Botulinum toxin is a medication that is injected into the muscles beneath the skin to improve the appearance of fine lines and wrinkles.
Botulinum toxin is a safe, non-surgical alternative to other anti-aging treatments. Each treatment session takes only a few minutes in a doctor’s office.
There are several brands of botulinum toxin that have been FDA approved for the treatment of fine lines and wrinkles, including Botox®, Dysport®, and Xeomin®. Your doctor will select a product based on several criteria, including the area to be treated.
Botulinum toxin weakens the muscle into which it is injected. When a muscle normally contracts, such as when someone squints or frowns, it causes the skin above to crease. A botulinum toxin-weakened muscle leaves the skin smoother and less prone to wrinkling. The lines that result from frequent muscle contractions gradually fade, and in some cases, disappear.

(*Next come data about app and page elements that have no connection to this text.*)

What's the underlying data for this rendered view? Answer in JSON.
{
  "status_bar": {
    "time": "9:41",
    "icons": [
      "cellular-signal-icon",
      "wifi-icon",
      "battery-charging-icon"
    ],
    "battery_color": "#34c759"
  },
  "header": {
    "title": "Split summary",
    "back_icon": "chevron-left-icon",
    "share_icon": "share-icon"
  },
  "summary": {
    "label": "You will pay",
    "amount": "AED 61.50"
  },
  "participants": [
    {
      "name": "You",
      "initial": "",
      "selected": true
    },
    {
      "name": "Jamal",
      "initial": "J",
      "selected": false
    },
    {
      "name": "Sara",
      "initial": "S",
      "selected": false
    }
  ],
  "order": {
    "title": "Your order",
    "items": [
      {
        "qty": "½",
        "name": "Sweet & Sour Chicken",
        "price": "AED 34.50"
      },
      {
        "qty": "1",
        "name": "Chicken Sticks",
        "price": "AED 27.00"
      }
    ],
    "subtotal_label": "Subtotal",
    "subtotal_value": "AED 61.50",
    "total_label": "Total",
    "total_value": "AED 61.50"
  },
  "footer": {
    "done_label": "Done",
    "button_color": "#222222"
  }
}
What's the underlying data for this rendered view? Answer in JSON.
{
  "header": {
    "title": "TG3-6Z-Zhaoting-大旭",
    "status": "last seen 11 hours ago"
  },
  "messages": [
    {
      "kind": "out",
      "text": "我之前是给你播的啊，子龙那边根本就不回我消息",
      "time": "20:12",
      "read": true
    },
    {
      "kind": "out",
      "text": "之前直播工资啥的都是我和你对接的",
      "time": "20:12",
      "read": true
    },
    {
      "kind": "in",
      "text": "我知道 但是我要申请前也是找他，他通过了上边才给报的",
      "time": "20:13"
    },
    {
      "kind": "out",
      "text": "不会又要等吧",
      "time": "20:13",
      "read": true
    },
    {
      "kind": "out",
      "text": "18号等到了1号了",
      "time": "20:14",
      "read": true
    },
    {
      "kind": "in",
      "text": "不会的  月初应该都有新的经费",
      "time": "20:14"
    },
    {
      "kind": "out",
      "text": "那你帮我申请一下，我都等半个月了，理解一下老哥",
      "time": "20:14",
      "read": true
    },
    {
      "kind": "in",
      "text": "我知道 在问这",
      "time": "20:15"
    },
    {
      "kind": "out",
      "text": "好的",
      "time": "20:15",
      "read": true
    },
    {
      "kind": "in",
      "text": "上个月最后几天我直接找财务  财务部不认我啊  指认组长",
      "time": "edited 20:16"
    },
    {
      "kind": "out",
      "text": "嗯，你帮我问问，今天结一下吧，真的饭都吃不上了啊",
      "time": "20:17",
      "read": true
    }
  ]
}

Botulinum toxin is frequently used for the following:
Your doctor will determine where to inject and how much medication to use. Following treatment, you will see start seeing results in about 3-5 days, with peak results in 7-10 days.
Over a period of 3-5 months, the botulinum toxin slowly wears off, and the affected muscles regain their ability to contract fully. Repeat injections are performed when muscle function returns.
Side effects of botulinum toxin injections include minor discomfort, redness, and occasional bruising at the injection site. These usually resolve in a few hours to a few days. Rarely, temporary drooping of an eyebrow may occur. This usually resolves after a few weeks.
You may wish to discuss potential side effects with your doctor.
Although botulinum toxin has been FDA-approved and used safely for fine wrinkles, the treatment has received some bad press due to occasional poor outcomes or dangerous results. Keep in mind that most of these unfortunate events were due to the medication’s use by unqualified individuals (non-physicians) or the use of a non-FDA approved source of botulinum toxin.
Tell your doctor if you have any concerns about receiving botulinum toxin treatments.
Images courtesy of Gerald Goldberg, M.D.